| THE PROBLEM |
Copy every entry below exactly as it appears, leaving out the images.
*** DATA IN THIS EXERCISE Section Begins ***
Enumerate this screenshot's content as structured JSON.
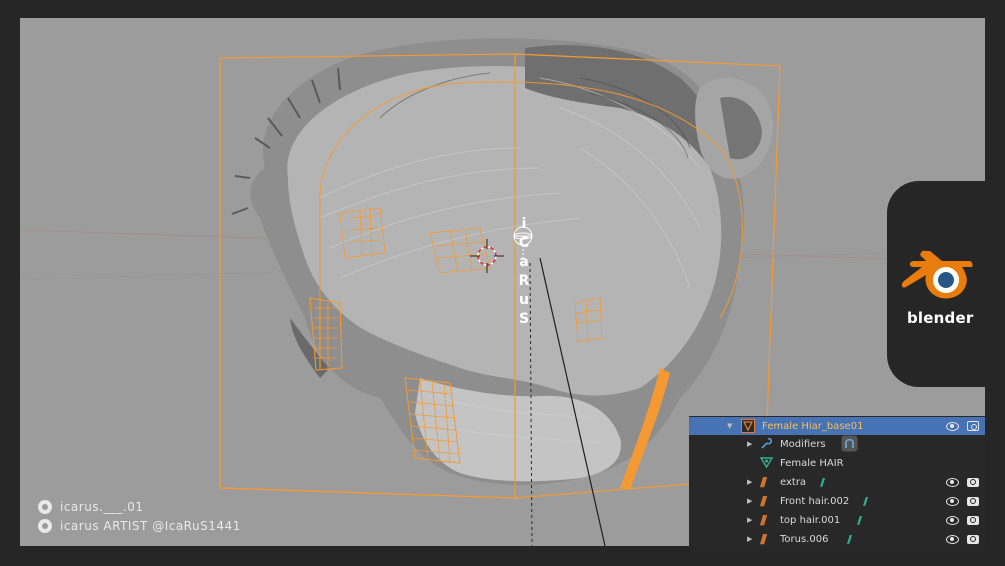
{
  "watermark": {
    "letters": [
      "i",
      "C",
      "a",
      "R",
      "u",
      "S"
    ]
  },
  "social": {
    "instagram": "icarus.___.01",
    "pinterest": "icarus ARTIST @IcaRuS1441"
  },
  "logo": {
    "text": "blender",
    "colors": {
      "orange": "#e87d0d",
      "blue": "#265787",
      "white": "#ffffff"
    }
  },
  "outliner": {
    "rows": [
      {
        "label": "Female Hiar_base01",
        "selected": true,
        "icon": "mesh-triangle-icon"
      },
      {
        "label": "Modifiers",
        "icon": "wrench-icon"
      },
      {
        "label": "Female HAIR",
        "icon": "vertex-group-icon"
      },
      {
        "label": "extra",
        "icon": "hair-particles-icon"
      },
      {
        "label": "Front hair.002",
        "icon": "hair-particles-icon"
      },
      {
        "label": "top hair.001",
        "icon": "hair-particles-icon"
      },
      {
        "label": "Torus.006",
        "icon": "hair-particles-icon"
      }
    ]
  },
  "colors": {
    "viewport_bg": "#9c9c9c",
    "selection_orange": "#f59a32",
    "outliner_bg": "#282828",
    "selected_row": "#4772b3"
  }
}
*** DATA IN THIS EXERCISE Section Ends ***
| ANSWER SECTION |
Enumerate this screenshot's content as structured JSON.
{
  "watermark": {
    "letters": [
      "i",
      "C",
      "a",
      "R",
      "u",
      "S"
    ]
  },
  "social": {
    "instagram": "icarus.___.01",
    "pinterest": "icarus ARTIST @IcaRuS1441"
  },
  "logo": {
    "text": "blender",
    "colors": {
      "orange": "#e87d0d",
      "blue": "#265787",
      "white": "#ffffff"
    }
  },
  "outliner": {
    "rows": [
      {
        "label": "Female Hiar_base01",
        "selected": true,
        "icon": "mesh-triangle-icon"
      },
      {
        "label": "Modifiers",
        "icon": "wrench-icon"
      },
      {
        "label": "Female HAIR",
        "icon": "vertex-group-icon"
      },
      {
        "label": "extra",
        "icon": "hair-particles-icon"
      },
      {
        "label": "Front hair.002",
        "icon": "hair-particles-icon"
      },
      {
        "label": "top hair.001",
        "icon": "hair-particles-icon"
      },
      {
        "label": "Torus.006",
        "icon": "hair-particles-icon"
      }
    ]
  },
  "colors": {
    "viewport_bg": "#9c9c9c",
    "selection_orange": "#f59a32",
    "outliner_bg": "#282828",
    "selected_row": "#4772b3"
  }
}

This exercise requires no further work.